At a time when moving jobs every couple of years has become the norm, you should be transparent with employees by explaining the career path they could achieve by remaining with the company. Here at Greenhouse, managers sit down with employees to go over their department’s specific career ladders and the exact steps needed to advance to each rung accordingly. This keeps employees engaged since the path to success is clear and documented.
6. Give employees a voice through pulse surveys
Pushing out pulse surveys—short, targeted questionnaires—will empower your team to speak up about what’s working and what’s not, making them active participants in shaping company processes and culture. To be successful, send surveys out on a regular basis, perhaps monthly or weekly, and don’t just ask for employee feedback—show employees their input truly matters by taking quick action to address problems and make change.

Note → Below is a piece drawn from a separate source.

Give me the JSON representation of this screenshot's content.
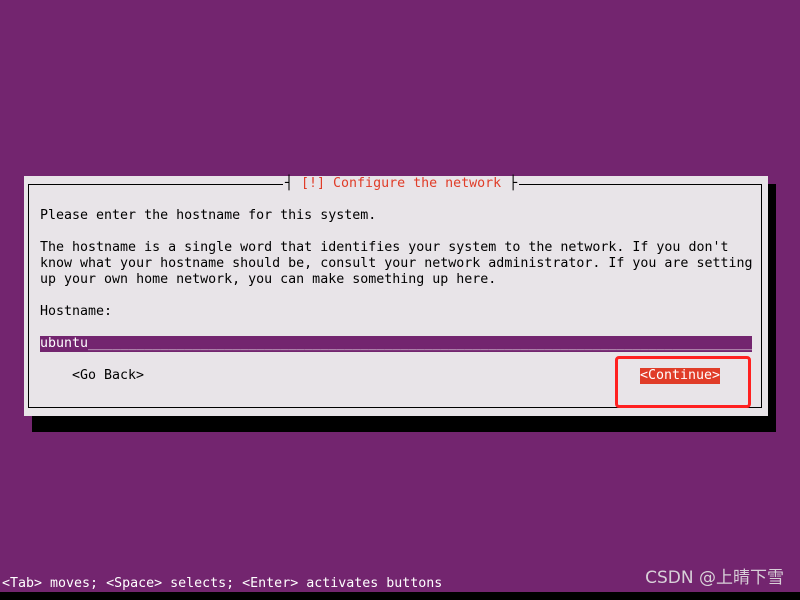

7. Provide recognition for a job well done
Saying “thank you” and “great job!” go a long way. When employees are recognized for their contributions, whether closing a deal, completing a big project, or even helping out another colleague, they will feel appreciated and valued and are more likely to stick around longer. Through the Greenhouse Onboarding platform and at Greenhouse all-hands meetings, we make a point to congratulate people who are hired, promoted, or hit a personal milestone, like running a marathon or graduating from a master’s program. These meetings also serve as an opportunity for employees to get up in front of everyone and present their work projects and other team successes. Shining the spotlight on employees who are making waves does wonders for engagement.
8. Encourage everyone to break routine
If your particular workspace screams “sit and stare at your computer screen all day,” your engagement levels will likely be low. One way to mix things up is to hold team meetings off site, such as at a coffee shop or park (rather than in the typical humdrum conference room). In addition, at Greenhouse, we like to infuse our team meetings with a “not what are you doing, but how are you doing” segment, where we take a step back from the work conversation for a moment and talk like real people who care about one another.
9. Host events outside of work
Move past the confines of the workday by planning social gatherings and volunteer opportunities for your team to bond and interact without work being the topic of discussion. Make sure that senior leadership is actively involved, too, so that employees can get to know them as real people, beyond the suit and tie. To increase engagement at Greenhouse, we hold collaborative brainstorming sessions where everyone comes together to decide what we’ll do on our next Fun Day.
10. Create opportunities for employees to engage one another
At Greenhouse, we recognize employees who exemplify one principle of the Greenhouse culture credo by placing a colorful gnome figurine on the individual’s desk. The next week, they choose a fellow co-worker to pass the gnome onto. When employees see other employees excited about the company, it inclines them to want to engage, too.
All in all, the best way to achieve better engagement is by asking your employees for their input on how to best engage them! Not only will implementing their suggestions increase engagement, but the mere act of asking for their opinion will make them feel valued and integral to the process.
For more thought leadership and best practices, subscribe to our weekly newsletter. Simply click the button below!